In March 2015, the U.S. Food and Drug Administration (FDA) announced a Zimmer Persona knee implant recall affecting the implant system’s trabecular metal tibial plate. The tibial plate is the part of the implant system that attaches to the top of the lower leg bone, using two pegs designed to grown into the surrounding bone tissues.
Signs of Complications
After the knee implants were made available and on the market, reports said these tibial plates had been subject to premature loosening and radiolucent lines, both signs of improper implant function. In some reported cases, the two tibial pegs failed to grow into the surrounding bone.
Patients who received the Zimmer Persona knee implant may be in for significant and painful complications that may require revision surgery. Radiolucent lines are evidence found in X-rays of a gap between the tibial plate and the adjacent bone. This gap can form when the plate moves away from its proper position due to poor seating.
The manufacturer, Zimmer, initiated the recall voluntarily in late January 2015, according to the FDA. The Zimmer Persona knee implant recall impacted close to 12,000 individual units from all lots and sizes that were distributed between 2012 through the beginning of 2015. All units affected by the recall were to be removed from distribution.
The FDA designated this Zimmer Persona knee implant recall as a Class II recall, which applies to situations where a product “may cause a temporary or reversible health problem or where there is a slight chance that it will cause serious health problems or death.”
Product liability attorneys at Parker Waichman are actively reviewing potential lawsuits regarding allegedly defective medical devices including Zimmer Knee implants.
Zimmer Seeks to Improve Knee Implant
Problems like those reported with the Zimmer Persona components may cause the implant to fail to remain properly implanted. Failure of ingrowth may cause components to come unattached, possibly leading to mechanical failure of the implant.

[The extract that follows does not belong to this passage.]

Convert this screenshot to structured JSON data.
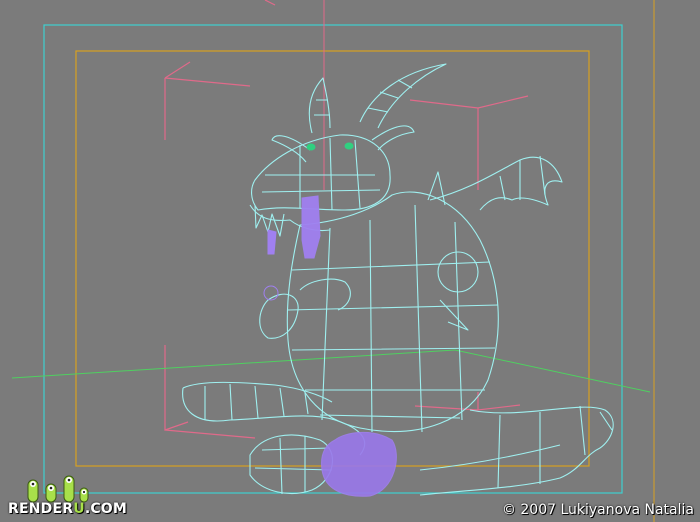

These complications may case a patient to experience instability, fractures, chronic pain, patella tracking problems, and discomfort or tightness in the knee. According to Zimmer, loosening of implant components is one of the most common causes of the need for revision surgery among knee arthroplasty (replacement) patients.
Issues with Revision Surgery
Revision surgery brings its own set of complications. It is typically more involved than an original knee implant surgery. For that reason, it can put the patient at a greater risk for complications and may require a significantly longer recovery time.
Revision surgery patients are more likely to experience pain, infection, blood clots, or fractures. They may also be at a greater risk for loss of bone or damage to surrounding nerve or muscle tissue, and they may end up with a leg length discrepancy.
Complications from a defective knee implant can be extremely burdensome on the patient. These complications that may arise from the procedures may far exceed what the patient was led to expect from the product information provided by the implant’s manufacturer, in this case, Zimmer.
Potential Serious Infections with Knee Replacement
A knee replacement patient contracted a MRSA infection after her knee replacement and had subsequently to undergo several corrective surgeries. The patients has been disabled since that knee replacement ten years ago.
MRSA is methicillin resistant Staphylococcus aureus, a bacterial “staph” infection, that is resistant to many of the standard antibiotics.
Hundreds of hip and knee replacement patients have filed lawsuits against various manufacturers, often due to the length of time in surgery. The patients claim that some equipment may stir up contaminated air from the operating room floor that gets into the surgical site, causing deep joint infections, requiring additional surgeries, amputation, among other complications.
Another case was cited, where a patient had to have four knee surgeries due to a deep bone marrow infection. After some investigation, the patient came across the Bair Hugger blanket as a possible contributor to the problem. He said, “How else could I have gotten a deep bone marrow infection that I didn’t have before going into that operating room.”
Have You Been Injured by a Zimmer Knee Replacement Implant?
If you or someone you know has sustained injury associated with a knee replacement implant, you may be eligible for valuable compensation. Parker Waichman personal injury law firm has handled many cases involving a broad spectrum of devices, including Zimmer knee replacement implants. The firm offers free, no-compensation case evaluations. We urge you to contact us at 1-800-YOURLAWYER (1-800-968-7529).